Stephanie D. Couture showed both her fine eveningwear and knitwear, which took me a moment to adjust to the intertwining. Especially because I think her bridal wear is fun and fancy. The bright blue in the collection is definitely for someone who is prepared to be noticed. But my favorite look was the long black Alena dress, appropriate for an opera or something awesome I’m not being invited to.
Tiffany Bean is the owner of Mabel & Zora boutique and a newbie to the design world. Her first jump in stuck to simple shift dresses and basic design lines. I think it was smart. Too many new designers get overambitious in comparison to their skill set and it rarely turns out well. While nothing was reinventing the wheel it was all wearable pieces geared 100% to her store’s demographic, which she knows very well.
Next on the roster was Vien To, an Ai alumna who could obviously take the cake at a sewing contest. Her collection was not geared to my age range or aesthetic, but that doesn’t mean I didn’t completely appreciate it. Every stitch I saw was perfectly sewn, stripes were matched up in pleasing combinations and the overall tailoring was spot on.
Finally the title act, Grey Gardens, by Bryce Black for Studio SKB strutted down the staircase and impromptu runway.

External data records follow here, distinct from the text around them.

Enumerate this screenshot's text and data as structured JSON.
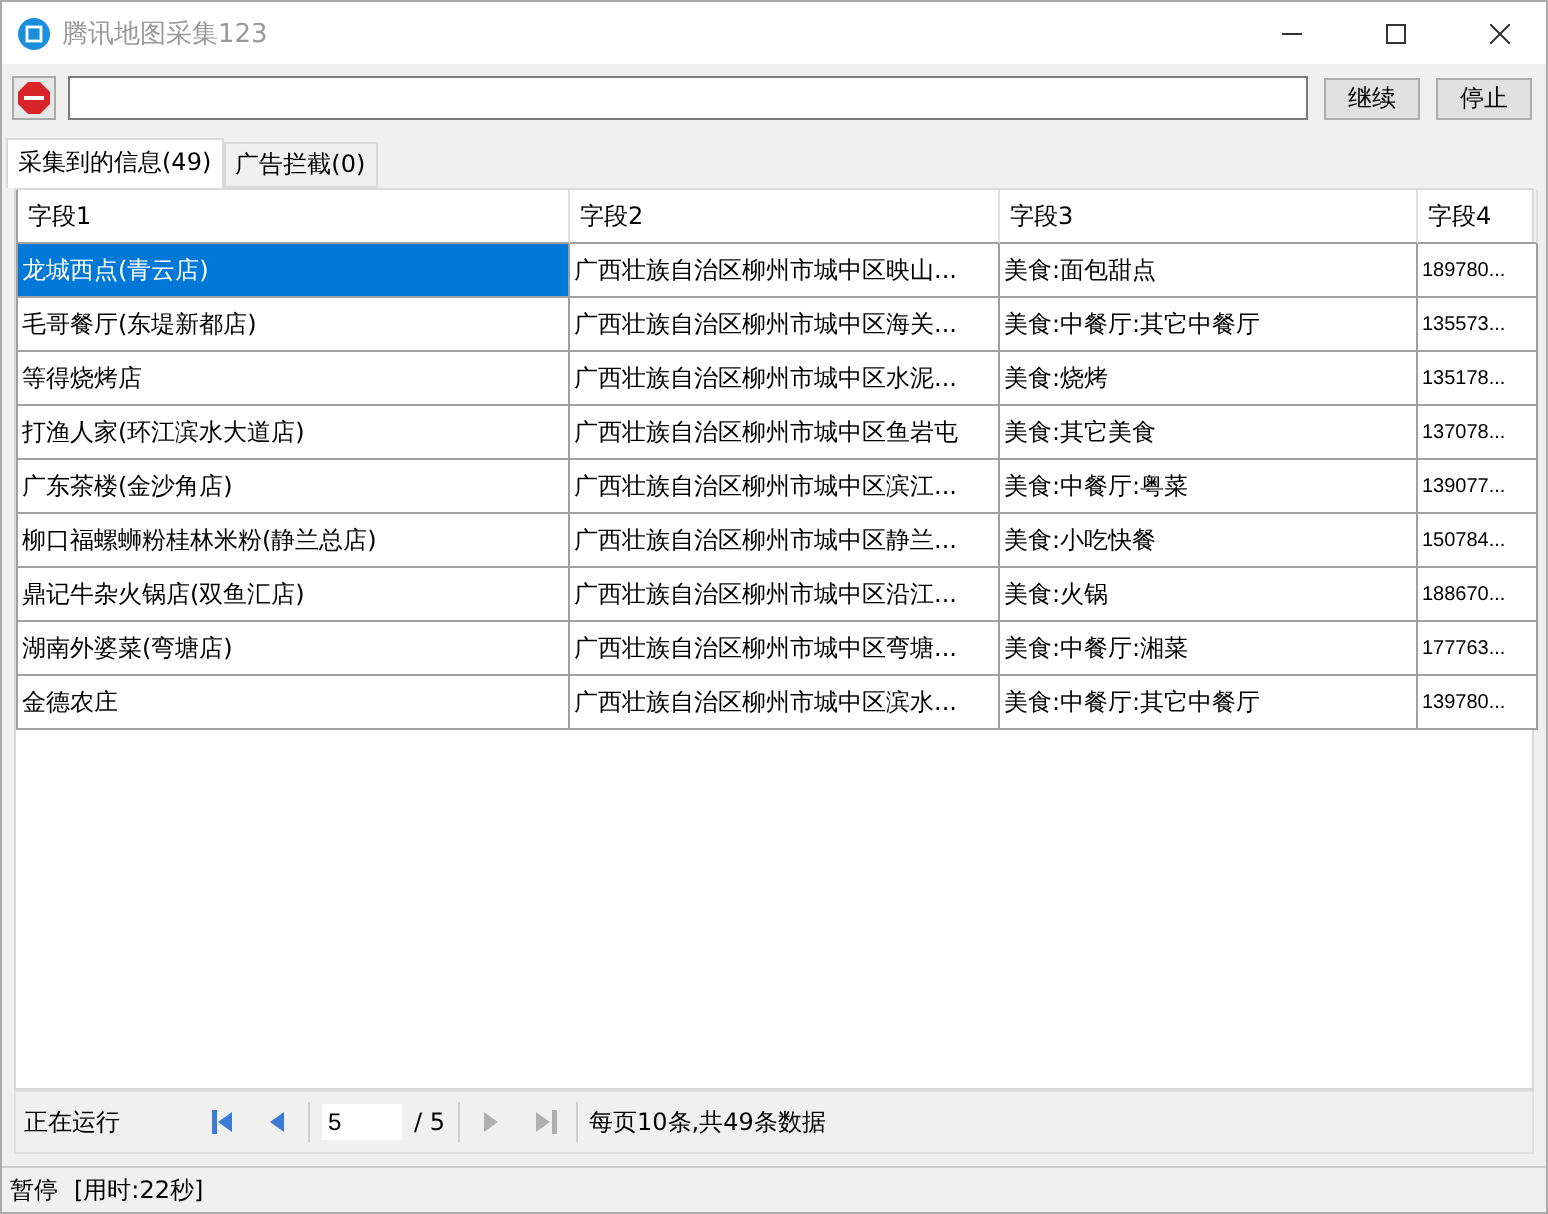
{
  "window": {
    "title": "腾讯地图采集123"
  },
  "toolbar": {
    "buttons": [
      "继续",
      "停止"
    ]
  },
  "tabs": [
    {
      "label": "采集到的信息(49)",
      "selected": true
    },
    {
      "label": "广告拦截(0)",
      "selected": false
    }
  ],
  "table": {
    "columns": [
      "字段1",
      "字段2",
      "字段3",
      "字段4"
    ],
    "rows": [
      {
        "selected": true,
        "cells": [
          "龙城西点(青云店)",
          "广西壮族自治区柳州市城中区映山...",
          "美食:面包甜点",
          "189780..."
        ]
      },
      {
        "selected": false,
        "cells": [
          "毛哥餐厅(东堤新都店)",
          "广西壮族自治区柳州市城中区海关...",
          "美食:中餐厅:其它中餐厅",
          "135573..."
        ]
      },
      {
        "selected": false,
        "cells": [
          "等得烧烤店",
          "广西壮族自治区柳州市城中区水泥...",
          "美食:烧烤",
          "135178..."
        ]
      },
      {
        "selected": false,
        "cells": [
          "打渔人家(环江滨水大道店)",
          "广西壮族自治区柳州市城中区鱼岩屯",
          "美食:其它美食",
          "137078..."
        ]
      },
      {
        "selected": false,
        "cells": [
          "广东茶楼(金沙角店)",
          "广西壮族自治区柳州市城中区滨江...",
          "美食:中餐厅:粤菜",
          "139077..."
        ]
      },
      {
        "selected": false,
        "cells": [
          "柳口福螺蛳粉桂林米粉(静兰总店)",
          "广西壮族自治区柳州市城中区静兰...",
          "美食:小吃快餐",
          "150784..."
        ]
      },
      {
        "selected": false,
        "cells": [
          "鼎记牛杂火锅店(双鱼汇店)",
          "广西壮族自治区柳州市城中区沿江...",
          "美食:火锅",
          "188670..."
        ]
      },
      {
        "selected": false,
        "cells": [
          "湖南外婆菜(弯塘店)",
          "广西壮族自治区柳州市城中区弯塘...",
          "美食:中餐厅:湘菜",
          "177763..."
        ]
      },
      {
        "selected": false,
        "cells": [
          "金德农庄",
          "广西壮族自治区柳州市城中区滨水...",
          "美食:中餐厅:其它中餐厅",
          "139780..."
        ]
      }
    ]
  },
  "pager": {
    "status": "正在运行",
    "page": "5",
    "total": "/ 5",
    "first_disabled": false,
    "prev_disabled": false,
    "next_disabled": true,
    "last_disabled": true,
    "summary": "每页10条,共49条数据"
  },
  "status_bar": {
    "state": "暂停",
    "elapsed": "[用时:22秒]"
  }
}
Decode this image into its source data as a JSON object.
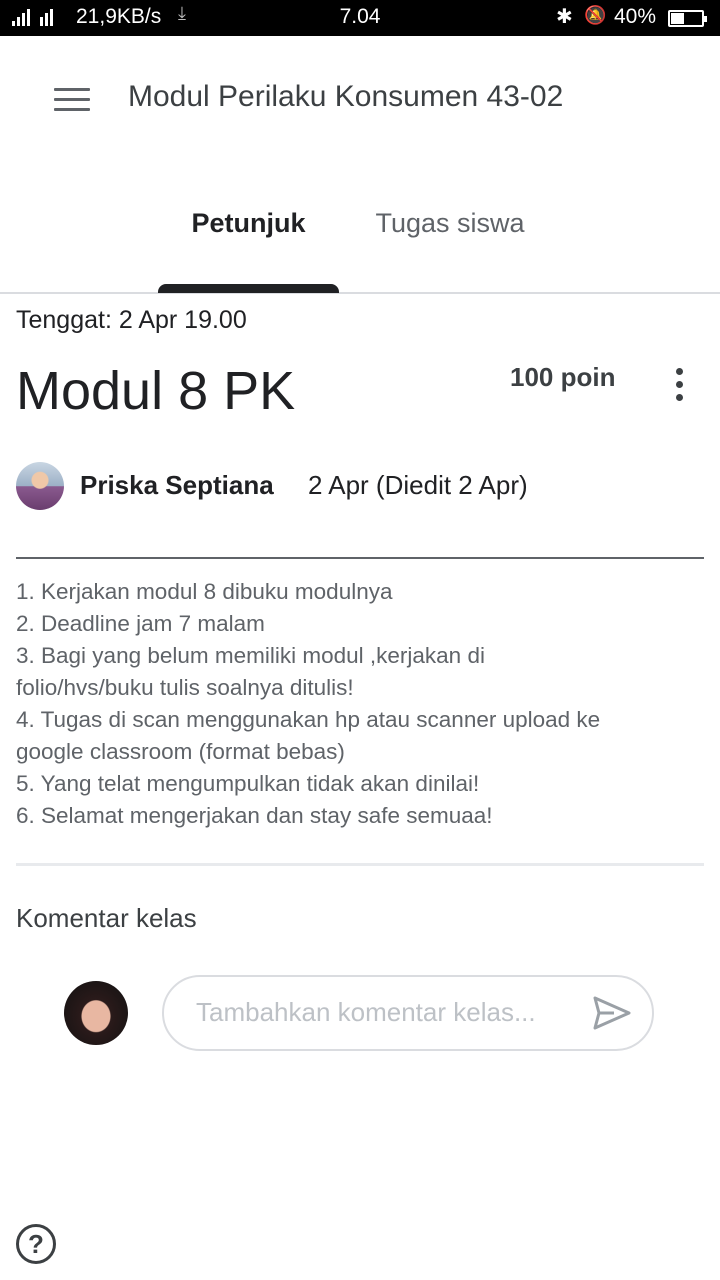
{
  "status_bar": {
    "network_speed": "21,9KB/s",
    "time": "7.04",
    "battery": "40%"
  },
  "app_bar": {
    "title": "Modul Perilaku Konsumen 43-02"
  },
  "tabs": [
    {
      "label": "Petunjuk",
      "selected": true
    },
    {
      "label": "Tugas siswa",
      "selected": false
    }
  ],
  "assignment": {
    "due": "Tenggat: 2 Apr 19.00",
    "title": "Modul 8 PK",
    "points": "100 poin",
    "author": "Priska Septiana",
    "date": "2 Apr (Diedit 2 Apr)",
    "instructions": [
      "1. Kerjakan modul 8 dibuku modulnya",
      "2. Deadline jam 7 malam",
      "3. Bagi yang belum memiliki modul ,kerjakan di",
      "folio/hvs/buku tulis soalnya ditulis!",
      "4. Tugas di scan menggunakan hp atau scanner upload ke",
      "google classroom (format bebas)",
      "5. Yang telat mengumpulkan tidak akan dinilai!",
      "6. Selamat mengerjakan dan stay safe semuaa!"
    ]
  },
  "comments": {
    "heading": "Komentar kelas",
    "placeholder": "Tambahkan komentar kelas..."
  },
  "icons": {
    "menu": "menu-icon",
    "more": "more-vert-icon",
    "send": "send-icon",
    "help": "help-icon"
  },
  "colors": {
    "primary_text": "#202124",
    "secondary_text": "#5f6368",
    "divider": "#dadce0"
  }
}
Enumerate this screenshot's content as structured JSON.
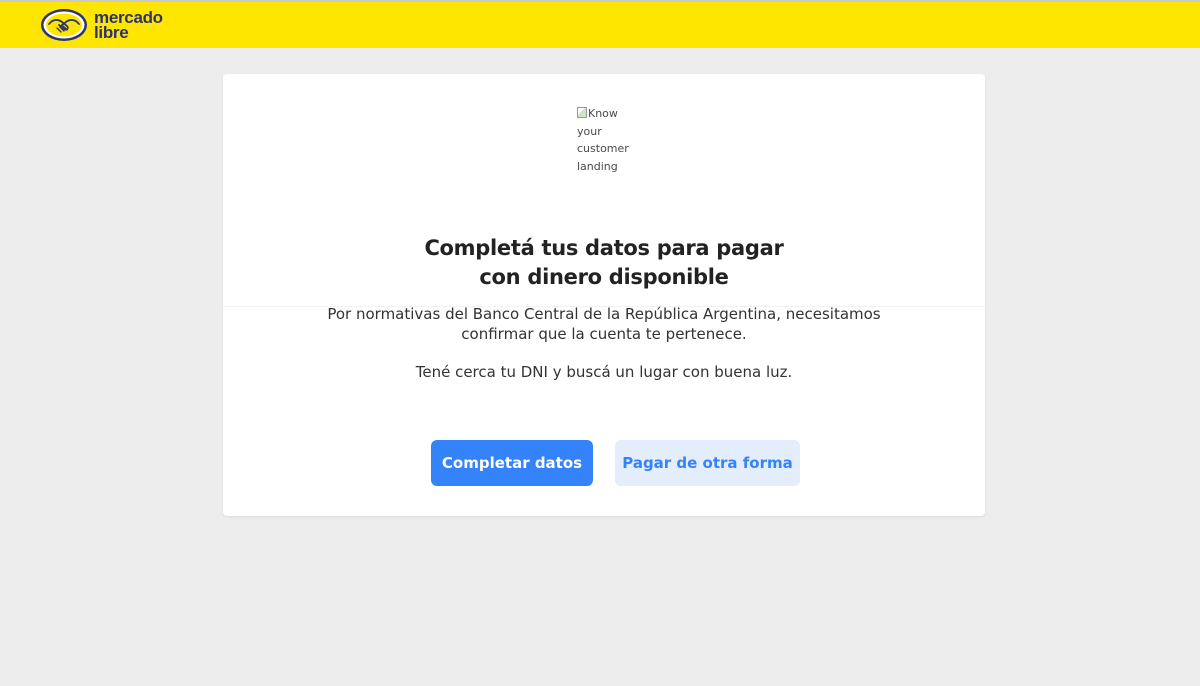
{
  "header": {
    "logo_line1": "mercado",
    "logo_line2": "libre",
    "brand_color": "#ffe600",
    "logo_text_color": "#2d3277"
  },
  "card": {
    "image_alt_lines": [
      "Know",
      "your",
      "customer",
      "landing"
    ],
    "title_line1": "Completá tus datos para pagar",
    "title_line2": "con dinero disponible",
    "description_line1": "Por normativas del Banco Central de la República Argentina, necesitamos",
    "description_line2": "confirmar que la cuenta te pertenece.",
    "hint": "Tené cerca tu DNI y buscá un lugar con buena luz.",
    "primary_button": "Completar datos",
    "secondary_button": "Pagar de otra forma",
    "primary_color": "#3483fa",
    "secondary_bg_color": "#e3edfb"
  },
  "icons": {
    "logo": "handshake-icon",
    "broken_image": "broken-image-icon"
  }
}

The pieces were inspired by the 1975 documentary about two troubled reclusive socialites, a mother and daughter both named Edith Beale. Each piece was multi-purpose and represented the duality that came from Little Edie and Big Edie. To illustrate to the crowd how you transform a skirt into a cape, Black stood at the end of the runway and quickly shifted his models clothing from Look A to Look B right before our eyes. It was like the David Copperfield moment of fashion. I thought the pieces stood well on their own, but add the multi-use element to them and you’ve got me (and any penny pinchers) sold over.
Overall a big Brava to Portland Sewing teacher and creator Sharon Blair. If each show is going to be that well curated and produced, you can count me on the press list every time.